HA NOI — More than 100 children drowned in Viet Nam during the first two months of this year, a 6 per cent increase compared with the same period last year, according to incomplete statistics compiled by the Childcare and Protection Department under the Ministry of Labour, Invalids and Social Affairs.
|Children learn how to swim at a pool in the central province of Nghe An's city of Vinh. Swimming may be added to physical education curricula to prevent child drownings. — VNA/VNS Photo Dinh Tran
A number of separate incidents have contributed to this unfortunate statistic, many of them involving students who lost their footing or were swept away while swimming in sea, river or pond waters in provinces throughout the country.
Deputy director of the Department of Labour, Invalids and Social Affairs of central Phu Yen Province Pham Thi Tuong Lai said hot weather and a lack of attention by families and schools had led to the incidents.
She suggested adding swimming to the physical education curriculum to give students water defence skills.
"However, schools said they didn't have enough teachers or time to add another subject to the school schedule," she said.
Last week, the department joined hands with the provincial Department of Education and Training to send a document to local schools calling for co-ordination between families, schools and relevant agencies in managing students, especially now that summer was coming, she said.
"However, most parents were not protecting their children from the risk of drowning despite dissemination of information from authorities," said Lai.
Some children's centres in Tuy Hoa City have opened swimming courses but few children have registered for the courses and among those that did register, some quit after only two or three sessions, she added.
Meanwhile, deputy director of the Childcare and Protection Department Nguyen Trong An blamed carelessness among adults for the increased number of child drownings.
Moreover, administrative punishments in the childcare and protection sector related to water safety were too low to be effective, he said. The highest level was VND4 million (US$190).

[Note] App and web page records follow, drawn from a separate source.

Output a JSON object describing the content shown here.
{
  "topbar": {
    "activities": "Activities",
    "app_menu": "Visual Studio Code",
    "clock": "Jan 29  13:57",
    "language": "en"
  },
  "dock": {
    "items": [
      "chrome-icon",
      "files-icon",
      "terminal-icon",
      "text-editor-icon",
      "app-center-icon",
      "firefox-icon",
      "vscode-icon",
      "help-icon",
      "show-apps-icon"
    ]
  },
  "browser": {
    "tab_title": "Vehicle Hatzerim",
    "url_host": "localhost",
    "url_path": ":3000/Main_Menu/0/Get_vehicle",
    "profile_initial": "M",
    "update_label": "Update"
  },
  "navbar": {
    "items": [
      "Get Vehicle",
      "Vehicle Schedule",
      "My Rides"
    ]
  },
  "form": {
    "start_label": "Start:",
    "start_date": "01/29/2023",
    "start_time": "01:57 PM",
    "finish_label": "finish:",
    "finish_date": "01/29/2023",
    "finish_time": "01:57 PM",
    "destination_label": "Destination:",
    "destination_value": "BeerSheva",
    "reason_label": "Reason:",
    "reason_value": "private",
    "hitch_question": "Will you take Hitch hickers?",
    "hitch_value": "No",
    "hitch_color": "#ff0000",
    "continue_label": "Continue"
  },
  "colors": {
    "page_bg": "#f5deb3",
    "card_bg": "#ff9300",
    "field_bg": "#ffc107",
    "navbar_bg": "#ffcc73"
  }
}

An said the National Prog-ramme on Preventing Child Injuries and Accidents approved last year made it compulsory for children in coastal provinces to be given swimming courses and life jackets.
However, he said the most important way of preventing child drownings was for parents to take better care of their children, especially those under-five.
Construction sites and local authorities should raise their awareness of potential hazards and build barriers around ponds and dangerous areas to protect children, he added. — VNS